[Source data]
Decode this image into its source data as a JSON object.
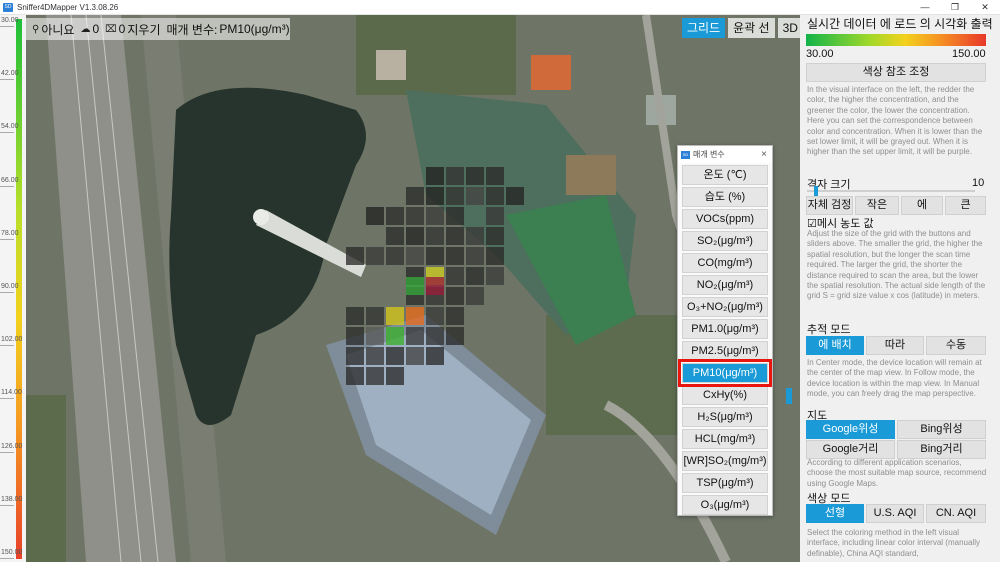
{
  "window": {
    "title": "Sniffer4DMapper V1.3.08.26",
    "controls": [
      "—",
      "❐",
      "✕"
    ]
  },
  "legend": {
    "ticks": [
      "30.00",
      "42.00",
      "54.00",
      "66.00",
      "78.00",
      "90.00",
      "102.00",
      "114.00",
      "126.00",
      "138.00",
      "150.00"
    ]
  },
  "toolbar": {
    "no_label": "아니요",
    "count_a": "0",
    "count_b": "0",
    "clear_label": "지우기",
    "variable_label": "매개 변수:",
    "variable_value": "PM10(μg/m³)",
    "grid_label": "그리드",
    "contour_label": "윤곽 선",
    "three_d_label": "3D"
  },
  "var_panel": {
    "title": "매개 변수",
    "close": "×",
    "items": [
      "온도 (℃)",
      "습도 (%)",
      "VOCs(ppm)",
      "SO₂(μg/m³)",
      "CO(mg/m³)",
      "NO₂(μg/m³)",
      "O₃+NO₂(μg/m³)",
      "PM1.0(μg/m³)",
      "PM2.5(μg/m³)",
      "PM10(μg/m³)",
      "CxHy(%)",
      "H₂S(μg/m³)",
      "HCL(mg/m³)",
      "[WR]SO₂(mg/m³)",
      "TSP(μg/m³)",
      "O₃(μg/m³)"
    ],
    "selected": "PM10(μg/m³)"
  },
  "right_panel": {
    "title": "실시간 데이터 에 로드 의 시각화 출력",
    "gradient_min": "30.00",
    "gradient_max": "150.00",
    "color_ref_button": "색상 참조 조정",
    "color_desc": "In the visual interface on the left, the redder the color, the higher the concentration, and the greener the color, the lower the concentration. Here you can set the correspondence between color and concentration. When it is lower than the set lower limit, it will be grayed out. When it is higher than the set upper limit, it will be purple.",
    "grid_size_label": "격자 크기",
    "grid_size_value": "10",
    "grid_buttons": [
      "자체 검정",
      "작은",
      "에",
      "큰"
    ],
    "mesh_label": "☑메시 농도 값",
    "grid_desc": "Adjust the size of the grid with the buttons and sliders above. The smaller the grid, the higher the spatial resolution, but the longer the scan time required. The larger the grid, the shorter the distance required to scan the area, but the lower the spatial resolution. The actual side length of the grid S = grid size value x cos (latitude) in meters.",
    "tracking_label": "추적 모드",
    "tracking_buttons": [
      "에 배치",
      "따라",
      "수동"
    ],
    "tracking_selected": 0,
    "tracking_desc": "In Center mode, the device location will remain at the center of the map view. In Follow mode, the device location is within the map view. In Manual mode, you can freely drag the map perspective.",
    "map_label": "지도",
    "map_buttons": [
      "Google위성",
      "Bing위성",
      "Google거리",
      "Bing거리"
    ],
    "map_selected": 0,
    "map_desc": "According to different application scenarios, choose the most suitable map source, recommend using Google Maps.",
    "color_mode_label": "색상 모드",
    "color_mode_buttons": [
      "선형",
      "U.S. AQI",
      "CN. AQI"
    ],
    "color_mode_selected": 0,
    "color_mode_desc": "Select the coloring method in the left visual interface, including linear color interval (manually definable), China AQI standard,"
  },
  "colors": {
    "accent": "#1a9ad6",
    "highlight": "#e8160c"
  }
}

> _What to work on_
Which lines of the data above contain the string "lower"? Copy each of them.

> _Response to this task_
    "color_desc": "In the visual interface on the left, the redder the color, the higher the concentration, and the greener the color, the lower the concentration. Here you can set the correspondence between color and concentration. When it is lower than the set lower limit, it will be grayed out. When it is higher than the set upper limit, it will be purple.",
    "grid_desc": "Adjust the size of the grid with the buttons and sliders above. The smaller the grid, the higher the spatial resolution, but the longer the scan time required. The larger the grid, the shorter the distance required to scan the area, but the lower the spatial resolution. The actual side length of the grid S = grid size value x cos (latitude) in meters.",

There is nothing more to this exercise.